Established in 2002, QueerArch started as a personal archive of Chae-yoon Hahn, a prominent activist who was the editor-in-chief of BUDDY (1998-2003), one of the first queer-themed magazines in South Korea. Today, the collection includes not only Hahn's personal archive, but also over 700 films that were donated from the Seoul Queer Film Festival in 2006. As part of the group exhibition, QueerArch will move part of their archive to the storefront space of Hapjungjigu, where it will be easily accessible to the public for the first time.

Kang Seung Lee is a multidisciplinary artist born in South Korea and now lives and works in Los Angeles. Lee is the recipient of the CCF Fellowship for Visual Artists (2019), the Rema Hort Mann Foundation grant (2018), and Artpace San Antonio International Artist-in-Residence program (2017). He received an MFA from the California Institute of the Arts.

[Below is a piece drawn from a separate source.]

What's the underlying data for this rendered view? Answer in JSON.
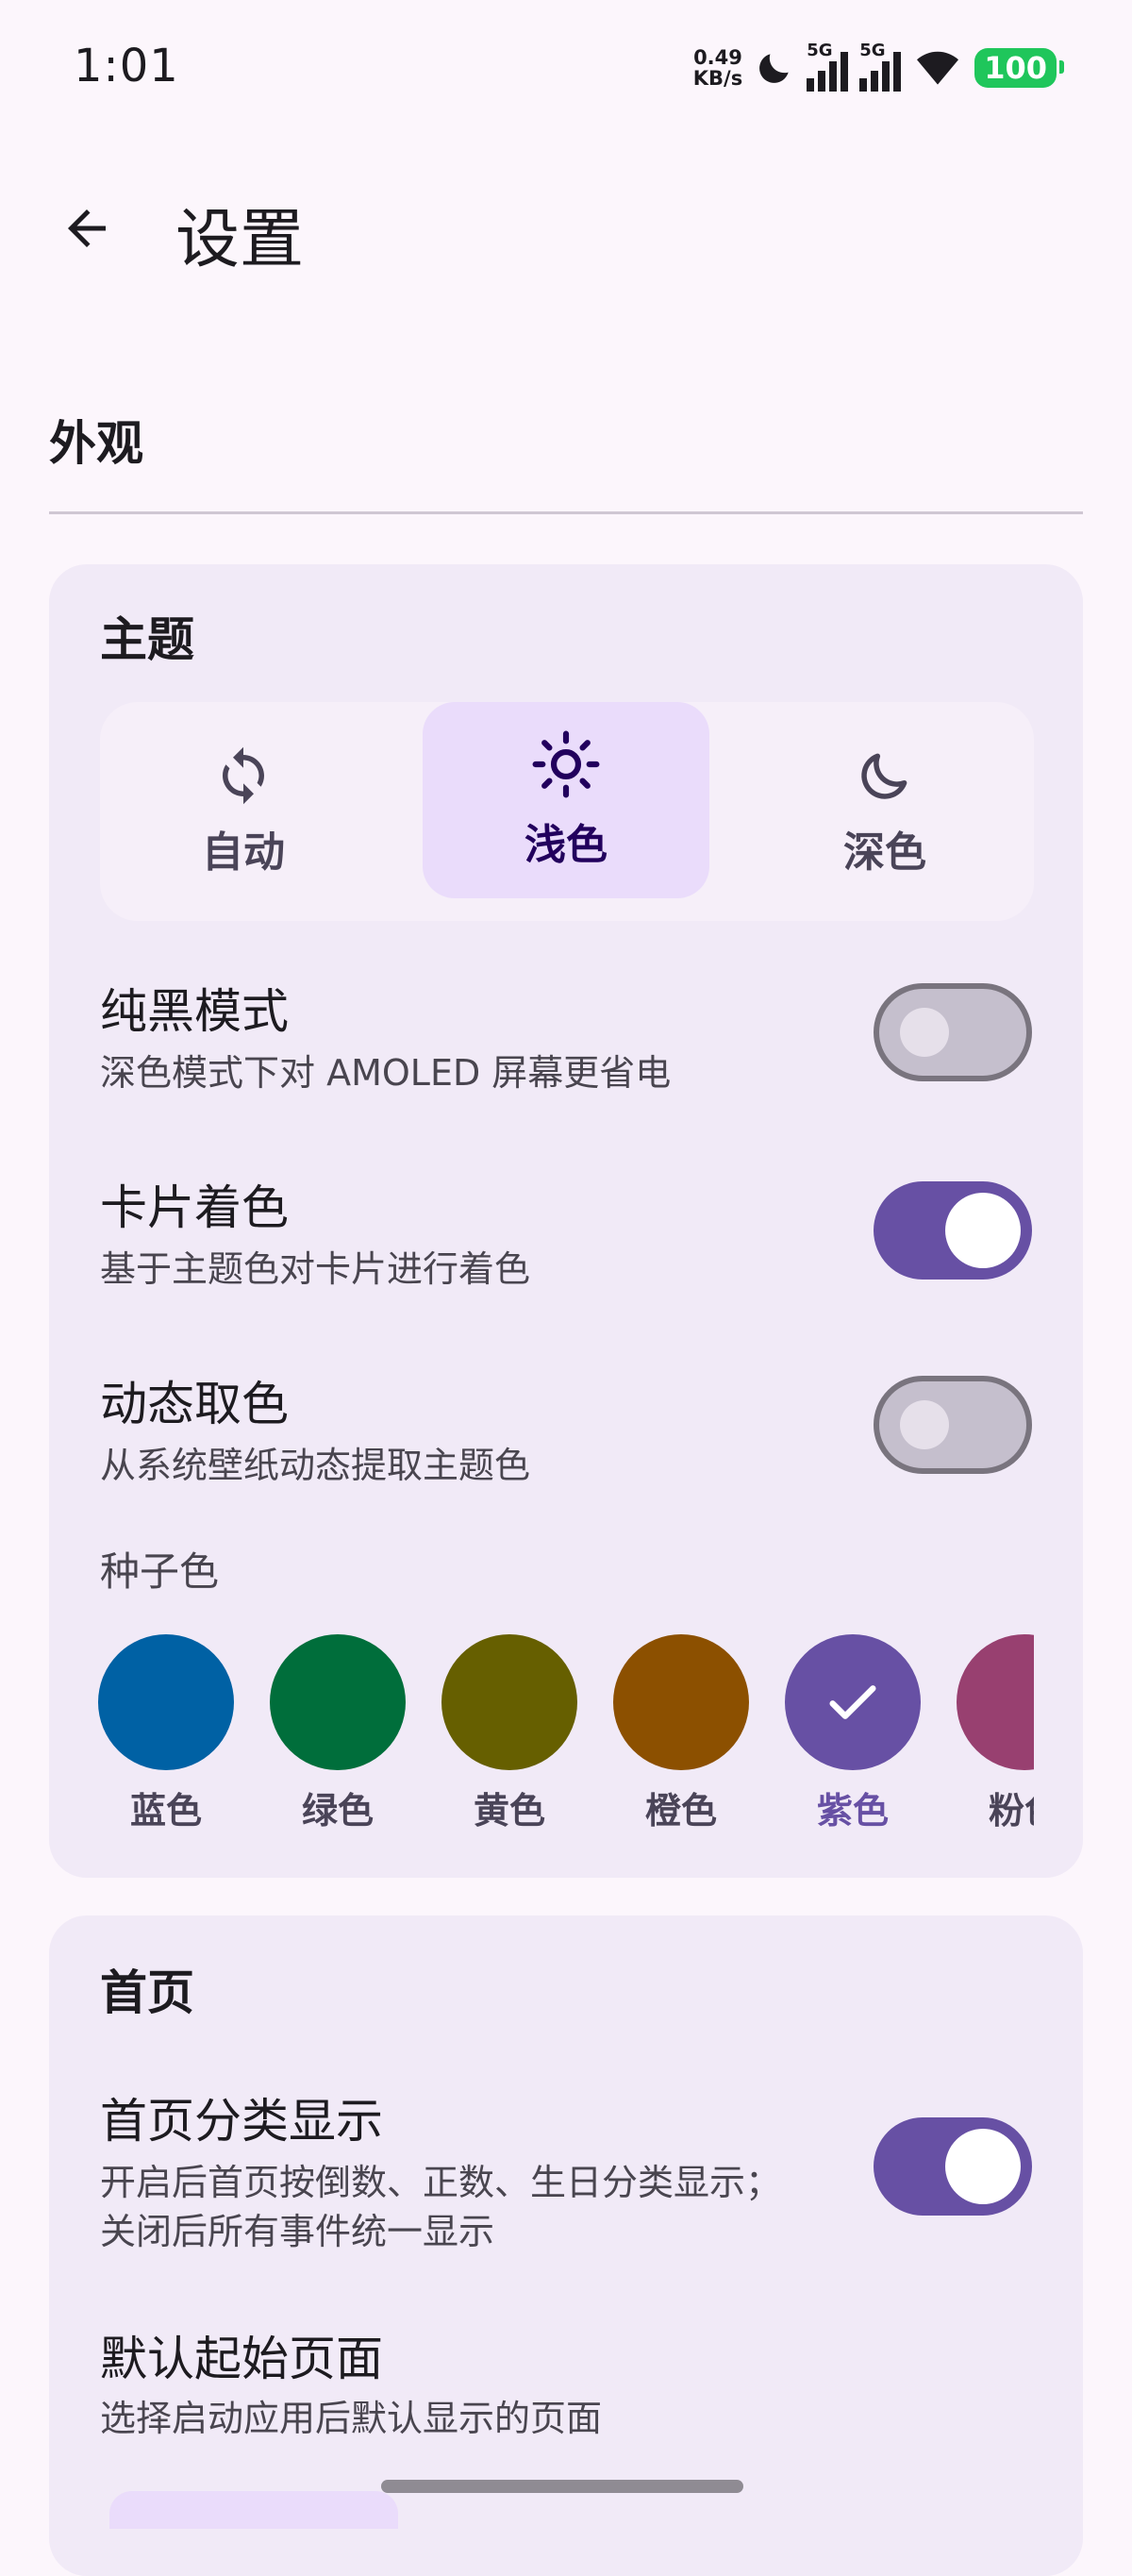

Jin Kwon studied in London and started a contemporary art practice in Seoul by expanding her interest to forms of exhibition and writing. Kwon's interest has always been in addressing art and cultural practices relating to the history of modern and contemporary art in non-western regions, and their morphology as a way of access into the public. Kwon is currently a curator at Seoul Museum of Art, a public art institution supported by City Government of Seoul.
apexart’s program supporters past and present include The Andy Warhol Foundation for the Visual Arts, The Buhl Foundation, Bloomberg Philanthropies, The Greenwich Collection Ltd., William Talbott Hillman Foundation/Affirmation Arts Fund, Spencer Brownstone, the Milton and Sally Avery Arts Foundation, the Fifth Floor Foundation, the Consulate General of Israel in New York, the Kenneth A. Cowin Foundation, the Trust for Mutual Understanding, The Puffin Foundation, and public funds from the New York City Department of Cultural Affairs in partnership with the City Council and the New York State Council on the Arts with the support of Governor Andrew M. Cuomo and the New York State Legislature.

INSTALLATION Images

QueerArch Installation view.

Sehyung Kim (AJO), Untitled, 2019, and Ruin & Kang Seung Lee, Untitled, 2019 (both in window).

Moon Sang Hoon, Exhibition: Lesbian, 2019 and Azangman, Touching the Balls of Resurrected Drag Kings, 2019.

Moon Sang Hoon, Exhibition: Lesbian, 2019 and Azangman, Touching the Balls of Resurrected Drag Kings, 2019.

Ruin & Kang Seung Lee, Untitled, 2019 and Haneyl Choi, In regards to the ways of connecting the past and the present, 2019.

Ruin & Kang Seung Lee, Untitled, 2019 and Sehyung Kim (AJO), Untitled, 2019.

Sehyung Kim (AJO), Untitled, 2019, and Ruin & Kang Seung Lee, Untitled, 2019 (both in window).

Kyung-min Lee, Super Pride - Unnamed, 2019.




Installation images courtesy of Cheolki Hong

Opening Images

QueerArch Installation view.

Opening reception outside of Hapjungjigu, Seoul, South Korea.

Sehyung Kim (AJO), Untitled, 2019

Haneyl Choi, In regards to the ways of connecting the past and the present, 2019.

Haneyl Choi, In regards to the ways of connecting the past and the present, 2019.

Haneyl Choi, In regards to the ways of connecting the past and the present, 2019 and Kyung-min Lee, Super Pride - Unnamed, 2019.

QueerArch Installation view.

QueerArch Installation view.

Brochure Images

Haneyl Choi, mock-up for QueerArch display system, 2019

Ruin, newspaper scrap (1963, Seoul), 2019, Digital print, Dimensions variable

Ruin, newspaper scrap (1964, Seoul), 2019, Digital print, Dimensions variable

Sehyung Kim (AJO), design sketch, 2019
 

Kyung-min Lee, Super pride flag—unnamed, 2019, Dimensions variable

Moon Sang Hoon, Shed A Light Again, 2019, Digital video, Dimensions variable (Still)